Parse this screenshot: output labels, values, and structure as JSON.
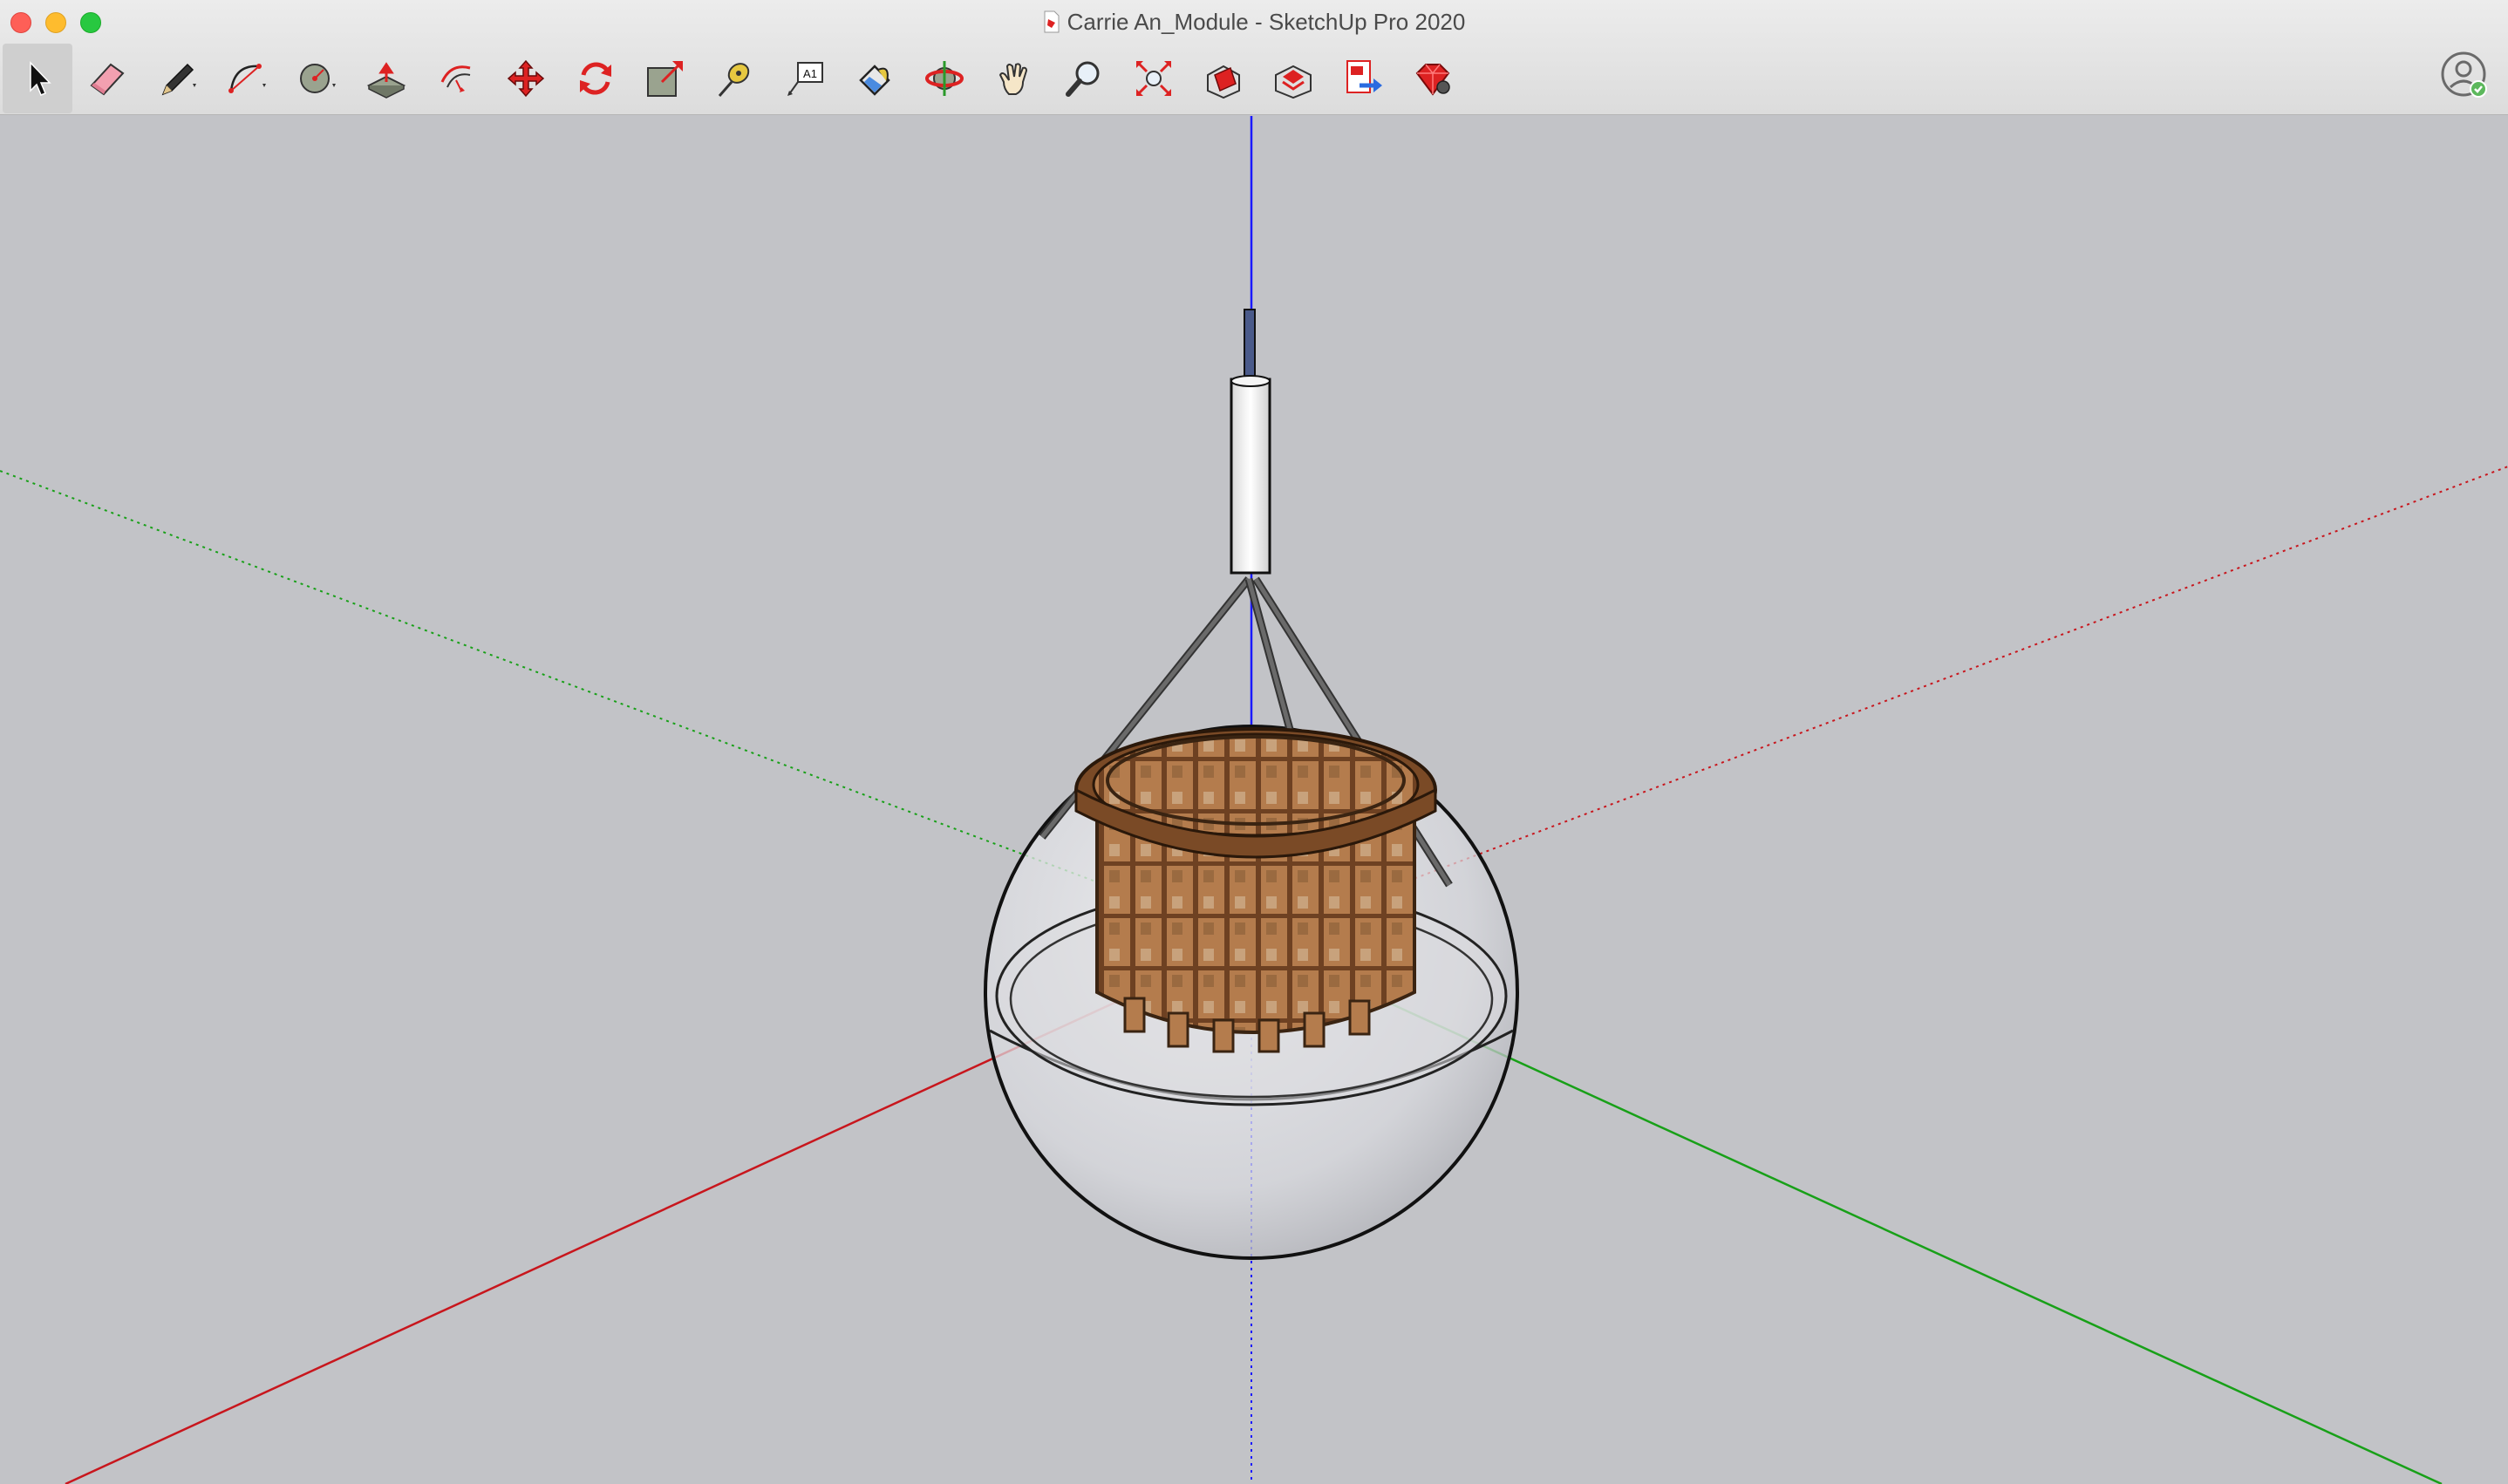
{
  "window": {
    "title": "Carrie An_Module - SketchUp Pro 2020"
  },
  "toolbar": {
    "tools": [
      {
        "name": "select-tool",
        "icon": "arrow-cursor-icon"
      },
      {
        "name": "eraser-tool",
        "icon": "eraser-icon"
      },
      {
        "name": "line-tool",
        "icon": "pencil-icon"
      },
      {
        "name": "arc-tool",
        "icon": "arc-icon"
      },
      {
        "name": "shapes-tool",
        "icon": "circle-shapes-icon"
      },
      {
        "name": "push-pull-tool",
        "icon": "push-pull-icon"
      },
      {
        "name": "offset-tool",
        "icon": "offset-icon"
      },
      {
        "name": "move-tool",
        "icon": "move-arrows-icon"
      },
      {
        "name": "rotate-tool",
        "icon": "rotate-icon"
      },
      {
        "name": "scale-tool",
        "icon": "scale-icon"
      },
      {
        "name": "tape-measure-tool",
        "icon": "tape-measure-icon"
      },
      {
        "name": "text-tool",
        "icon": "text-label-icon"
      },
      {
        "name": "paint-bucket-tool",
        "icon": "paint-bucket-icon"
      },
      {
        "name": "orbit-tool",
        "icon": "orbit-icon"
      },
      {
        "name": "pan-tool",
        "icon": "hand-icon"
      },
      {
        "name": "zoom-tool",
        "icon": "magnifier-icon"
      },
      {
        "name": "zoom-extents-tool",
        "icon": "zoom-extents-icon"
      },
      {
        "name": "3d-warehouse-button",
        "icon": "warehouse-icon"
      },
      {
        "name": "extension-warehouse-button",
        "icon": "extension-warehouse-icon"
      },
      {
        "name": "send-to-layout-button",
        "icon": "layout-icon"
      },
      {
        "name": "extension-manager-button",
        "icon": "ruby-gem-icon"
      }
    ],
    "text_tool_label": "A1"
  },
  "colors": {
    "background": "#c2c3c7",
    "axis_red": "#c8161d",
    "axis_green": "#18a018",
    "axis_blue": "#1a1aff",
    "wood": "#b07a4e",
    "wood_dark": "#7a4a26"
  }
}
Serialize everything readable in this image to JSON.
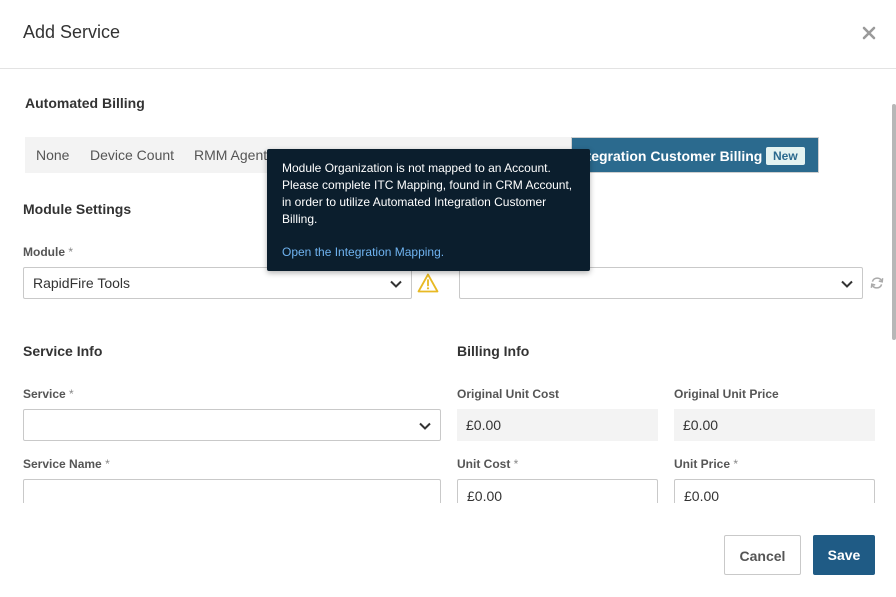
{
  "dialog": {
    "title": "Add Service"
  },
  "automated_billing": {
    "title": "Automated Billing",
    "tabs": [
      {
        "label": "None"
      },
      {
        "label": "Device Count"
      },
      {
        "label": "RMM Agent"
      },
      {
        "label": "ntegration Customer Billing",
        "badge": "New",
        "active": true
      }
    ]
  },
  "module_settings": {
    "title": "Module Settings",
    "module_label": "Module",
    "required_mark": "*",
    "module_value": "RapidFire Tools",
    "second_select_value": ""
  },
  "tooltip": {
    "text": "Module Organization is not mapped to an Account. Please complete ITC Mapping, found in CRM Account, in order to utilize Automated Integration Customer Billing.",
    "link": "Open the Integration Mapping."
  },
  "service_info": {
    "title": "Service Info",
    "service_label": "Service",
    "service_value": "",
    "service_name_label": "Service Name",
    "service_name_value": ""
  },
  "billing_info": {
    "title": "Billing Info",
    "original_unit_cost_label": "Original Unit Cost",
    "original_unit_cost": "£0.00",
    "original_unit_price_label": "Original Unit Price",
    "original_unit_price": "£0.00",
    "unit_cost_label": "Unit Cost",
    "unit_cost": "£0.00",
    "unit_price_label": "Unit Price",
    "unit_price": "£0.00"
  },
  "footer": {
    "cancel_label": "Cancel",
    "save_label": "Save"
  },
  "colors": {
    "accent": "#2b6a8e",
    "save_button": "#1f5b85",
    "tooltip_bg": "#0b1e2d",
    "warning": "#e8b923",
    "link": "#6fb3f0"
  }
}
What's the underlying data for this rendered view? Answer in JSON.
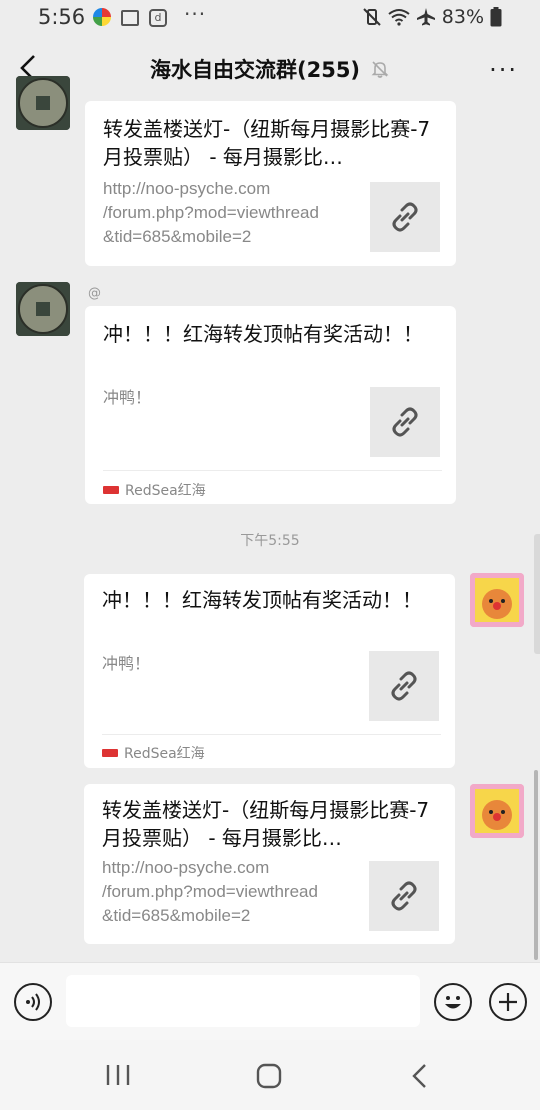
{
  "status_bar": {
    "time": "5:56",
    "more": "···",
    "battery": "83%"
  },
  "header": {
    "title": "海水自由交流群(255)",
    "more": "···"
  },
  "messages": [
    {
      "side": "left",
      "title": "转发盖楼送灯-（纽斯每月摄影比赛-7月投票贴） - 每月摄影比…",
      "url_lines": [
        "http://noo-psyche.com",
        "/forum.php?mod=viewthread",
        "&tid=685&mobile=2"
      ]
    },
    {
      "side": "left",
      "sender": "@",
      "title": "冲！！！红海转发顶帖有奖活动！！",
      "desc": "冲鸭！",
      "source": "RedSea红海"
    },
    {
      "timestamp": "下午5:55"
    },
    {
      "side": "right",
      "title": "冲！！！红海转发顶帖有奖活动！！",
      "desc": "冲鸭！",
      "source": "RedSea红海"
    },
    {
      "side": "right",
      "title": "转发盖楼送灯-（纽斯每月摄影比赛-7月投票贴） - 每月摄影比…",
      "url_lines": [
        "http://noo-psyche.com",
        "/forum.php?mod=viewthread",
        "&tid=685&mobile=2"
      ]
    }
  ],
  "icons": {
    "back": "chevron-left-icon",
    "mute": "bell-off-icon",
    "link": "link-icon",
    "voice": "voice-icon",
    "emoji": "emoji-icon",
    "add": "plus-icon"
  },
  "colors": {
    "background": "#ededed",
    "card": "#ffffff",
    "muted_text": "#888888"
  }
}
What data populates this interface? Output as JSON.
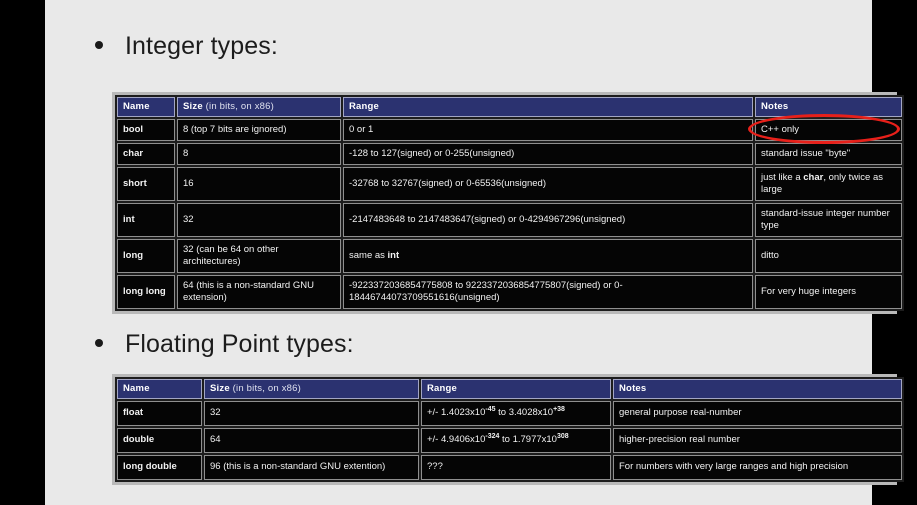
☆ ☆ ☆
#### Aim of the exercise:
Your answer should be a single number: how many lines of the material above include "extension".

#### Answer to the problem:
3